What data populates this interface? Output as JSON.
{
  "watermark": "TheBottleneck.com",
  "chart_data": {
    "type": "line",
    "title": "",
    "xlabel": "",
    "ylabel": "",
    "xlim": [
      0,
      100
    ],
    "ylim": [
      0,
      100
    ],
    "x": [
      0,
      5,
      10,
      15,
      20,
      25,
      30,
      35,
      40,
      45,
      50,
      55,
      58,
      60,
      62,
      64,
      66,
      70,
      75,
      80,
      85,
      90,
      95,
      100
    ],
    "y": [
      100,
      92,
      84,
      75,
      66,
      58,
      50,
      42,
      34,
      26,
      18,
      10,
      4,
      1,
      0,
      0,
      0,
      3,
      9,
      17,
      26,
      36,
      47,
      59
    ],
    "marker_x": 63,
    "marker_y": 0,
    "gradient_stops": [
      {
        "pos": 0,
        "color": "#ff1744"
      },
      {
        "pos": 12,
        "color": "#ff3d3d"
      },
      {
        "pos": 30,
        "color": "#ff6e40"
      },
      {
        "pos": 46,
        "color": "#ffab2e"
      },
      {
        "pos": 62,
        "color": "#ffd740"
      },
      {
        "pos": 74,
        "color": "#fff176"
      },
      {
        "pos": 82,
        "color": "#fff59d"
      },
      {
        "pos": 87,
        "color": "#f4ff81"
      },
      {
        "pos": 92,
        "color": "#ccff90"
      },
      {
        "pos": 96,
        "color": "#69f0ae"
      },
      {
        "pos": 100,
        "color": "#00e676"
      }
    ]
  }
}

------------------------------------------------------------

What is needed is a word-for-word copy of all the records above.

What data populates this interface? Output as JSON.
{
  "watermark": "TheBottleneck.com",
  "chart_data": {
    "type": "line",
    "title": "",
    "xlabel": "",
    "ylabel": "",
    "xlim": [
      0,
      100
    ],
    "ylim": [
      0,
      100
    ],
    "x": [
      0,
      5,
      10,
      15,
      20,
      25,
      30,
      35,
      40,
      45,
      50,
      55,
      58,
      60,
      62,
      64,
      66,
      70,
      75,
      80,
      85,
      90,
      95,
      100
    ],
    "y": [
      100,
      92,
      84,
      75,
      66,
      58,
      50,
      42,
      34,
      26,
      18,
      10,
      4,
      1,
      0,
      0,
      0,
      3,
      9,
      17,
      26,
      36,
      47,
      59
    ],
    "marker_x": 63,
    "marker_y": 0,
    "gradient_stops": [
      {
        "pos": 0,
        "color": "#ff1744"
      },
      {
        "pos": 12,
        "color": "#ff3d3d"
      },
      {
        "pos": 30,
        "color": "#ff6e40"
      },
      {
        "pos": 46,
        "color": "#ffab2e"
      },
      {
        "pos": 62,
        "color": "#ffd740"
      },
      {
        "pos": 74,
        "color": "#fff176"
      },
      {
        "pos": 82,
        "color": "#fff59d"
      },
      {
        "pos": 87,
        "color": "#f4ff81"
      },
      {
        "pos": 92,
        "color": "#ccff90"
      },
      {
        "pos": 96,
        "color": "#69f0ae"
      },
      {
        "pos": 100,
        "color": "#00e676"
      }
    ]
  }
}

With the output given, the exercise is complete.